Lines in which "count" appears should be pulled from the data below.

=== DATASET ENTRIES ===

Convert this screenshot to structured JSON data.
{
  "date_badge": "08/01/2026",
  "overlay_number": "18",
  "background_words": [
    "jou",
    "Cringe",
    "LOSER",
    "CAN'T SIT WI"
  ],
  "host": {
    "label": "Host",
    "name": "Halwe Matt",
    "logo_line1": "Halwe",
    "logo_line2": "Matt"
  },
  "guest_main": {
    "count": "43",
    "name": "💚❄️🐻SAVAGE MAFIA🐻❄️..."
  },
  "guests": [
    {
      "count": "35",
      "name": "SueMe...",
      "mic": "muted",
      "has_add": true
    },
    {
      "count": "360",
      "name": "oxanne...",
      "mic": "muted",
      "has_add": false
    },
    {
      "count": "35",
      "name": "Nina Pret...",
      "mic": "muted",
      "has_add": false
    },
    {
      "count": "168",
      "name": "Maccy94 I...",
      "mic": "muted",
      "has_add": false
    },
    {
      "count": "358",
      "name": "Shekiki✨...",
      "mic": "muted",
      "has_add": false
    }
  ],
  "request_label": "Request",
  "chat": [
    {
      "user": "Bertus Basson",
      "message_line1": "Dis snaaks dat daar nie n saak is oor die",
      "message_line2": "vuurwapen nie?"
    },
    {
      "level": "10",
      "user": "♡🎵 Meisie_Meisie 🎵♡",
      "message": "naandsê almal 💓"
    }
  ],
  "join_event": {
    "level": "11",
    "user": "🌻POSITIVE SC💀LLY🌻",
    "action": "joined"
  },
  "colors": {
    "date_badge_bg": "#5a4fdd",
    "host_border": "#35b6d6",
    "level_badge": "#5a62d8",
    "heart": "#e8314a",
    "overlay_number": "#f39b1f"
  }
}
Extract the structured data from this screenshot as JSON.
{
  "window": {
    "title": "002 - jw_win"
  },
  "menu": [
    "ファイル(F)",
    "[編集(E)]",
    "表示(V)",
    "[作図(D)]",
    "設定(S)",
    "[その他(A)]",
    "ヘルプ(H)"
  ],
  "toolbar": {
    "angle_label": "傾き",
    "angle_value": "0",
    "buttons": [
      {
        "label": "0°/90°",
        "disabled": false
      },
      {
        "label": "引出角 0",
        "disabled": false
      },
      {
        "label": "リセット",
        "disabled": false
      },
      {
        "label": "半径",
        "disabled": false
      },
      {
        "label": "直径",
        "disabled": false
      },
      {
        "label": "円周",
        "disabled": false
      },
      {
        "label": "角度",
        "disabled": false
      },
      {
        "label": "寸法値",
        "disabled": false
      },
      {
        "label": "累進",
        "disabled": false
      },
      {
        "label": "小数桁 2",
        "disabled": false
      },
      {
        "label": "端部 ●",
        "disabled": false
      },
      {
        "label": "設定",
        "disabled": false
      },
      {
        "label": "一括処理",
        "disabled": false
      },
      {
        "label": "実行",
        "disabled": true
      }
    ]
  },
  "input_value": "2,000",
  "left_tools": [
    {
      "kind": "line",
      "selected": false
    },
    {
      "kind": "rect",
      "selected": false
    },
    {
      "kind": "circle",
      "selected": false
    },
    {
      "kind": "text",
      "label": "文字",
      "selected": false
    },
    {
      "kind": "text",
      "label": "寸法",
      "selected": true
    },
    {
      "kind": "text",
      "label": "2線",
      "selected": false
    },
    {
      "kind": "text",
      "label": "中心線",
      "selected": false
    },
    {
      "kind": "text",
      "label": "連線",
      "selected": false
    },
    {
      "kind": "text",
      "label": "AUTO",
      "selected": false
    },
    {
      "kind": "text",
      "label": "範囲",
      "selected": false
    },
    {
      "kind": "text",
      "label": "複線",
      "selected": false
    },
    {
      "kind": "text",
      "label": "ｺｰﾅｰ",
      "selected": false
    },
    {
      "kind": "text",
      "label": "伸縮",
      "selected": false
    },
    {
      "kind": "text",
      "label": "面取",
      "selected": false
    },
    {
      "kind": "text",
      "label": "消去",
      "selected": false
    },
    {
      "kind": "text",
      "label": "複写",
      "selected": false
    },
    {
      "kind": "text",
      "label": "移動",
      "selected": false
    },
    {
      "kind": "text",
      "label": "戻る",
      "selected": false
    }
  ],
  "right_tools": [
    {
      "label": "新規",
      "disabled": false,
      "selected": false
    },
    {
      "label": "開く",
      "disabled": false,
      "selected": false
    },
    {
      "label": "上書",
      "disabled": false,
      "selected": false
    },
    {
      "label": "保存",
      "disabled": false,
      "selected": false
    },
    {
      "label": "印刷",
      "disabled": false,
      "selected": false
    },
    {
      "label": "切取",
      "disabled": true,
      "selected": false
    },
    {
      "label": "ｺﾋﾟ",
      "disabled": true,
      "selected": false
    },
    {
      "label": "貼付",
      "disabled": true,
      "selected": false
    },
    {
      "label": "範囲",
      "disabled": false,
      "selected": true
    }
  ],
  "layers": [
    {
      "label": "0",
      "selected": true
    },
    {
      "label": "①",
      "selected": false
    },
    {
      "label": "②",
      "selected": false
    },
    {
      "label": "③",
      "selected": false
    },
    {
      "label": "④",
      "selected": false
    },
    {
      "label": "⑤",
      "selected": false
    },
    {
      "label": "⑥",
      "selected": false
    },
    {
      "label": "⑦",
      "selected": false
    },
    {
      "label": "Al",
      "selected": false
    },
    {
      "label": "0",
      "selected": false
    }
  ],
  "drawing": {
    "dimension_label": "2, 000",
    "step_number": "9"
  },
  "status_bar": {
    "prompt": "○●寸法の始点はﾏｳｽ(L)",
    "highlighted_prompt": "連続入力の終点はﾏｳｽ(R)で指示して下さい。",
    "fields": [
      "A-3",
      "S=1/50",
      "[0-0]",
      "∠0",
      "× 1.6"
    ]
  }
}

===

▸ **PROBLEM SOLUTION**:
    "count": "43",
      "count": "35",
      "count": "360",
      "count": "35",
      "count": "168",
      "count": "358",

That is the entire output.